The federal government never can run short of dollars. It never can be unable to pay its bills. It was monetarily non-sovereign when Social Security was invented, and the processes, though appropriate at the time, no longer are appropriate for a Monetarily Sovereign nation.
Myth #3: I could invest better on my own.
Maybe you could, and maybe you couldn’t. But the point of Social Security isn’t to maximize the return on the payroll taxes you’ve contributed. Social Security is designed to be the one guaranteed part of your retirement income that can’t be outlived or lost in the stock market. It’s a secure base of income throughout your working life and retirement. And for many, it’s a lifeline.
That one is correct. So two out of three isn’t bad.
As AARP The Magazine’s personal finance columnist, Liz Weston offers advice on everything from car loans to home sales.
Monetary Sovereignty is the basis for economics. Monetary Sovereignty is to economics as arithmetic is to mathematics.
AARP has a powerful voice. By going along with the popular (false) beliefs about Social Security, AARP does great damage to America. If AARP would take the minimal effort needed to understand Monetary Sovereignty, they could be an effective force for saving the American economy, and Social Security along with it.
I award AARP three dunce caps for not understanding the fundamentals of a subject about which they should be expert.
This, by the way, puts no pressure on my ability to create more dunce caps.
Rodger Malcolm Mitchell
No nation can tax itself into prosperity, nor grow without money growth. Monetary Sovereignty: Cutting federal deficits to grow the economy is like applying leeches to cure anemia. Two key equations in economics:

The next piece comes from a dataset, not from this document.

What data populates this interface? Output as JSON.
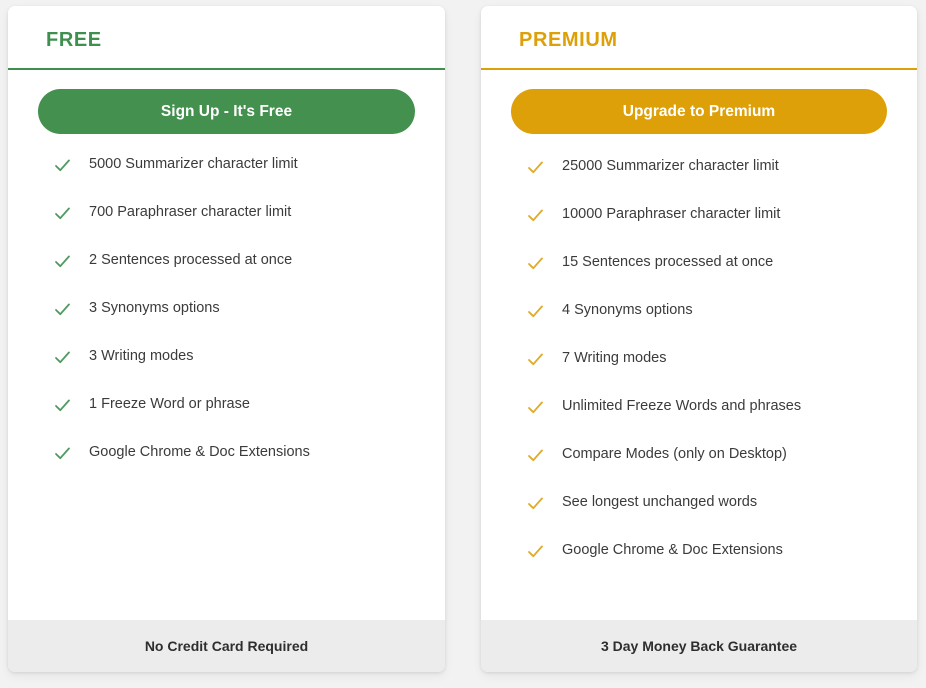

Federal Deficits – Net Imports = Net Private Savings
Gross Domestic Product = Federal Spending + Private Investment and Consumption + Net exports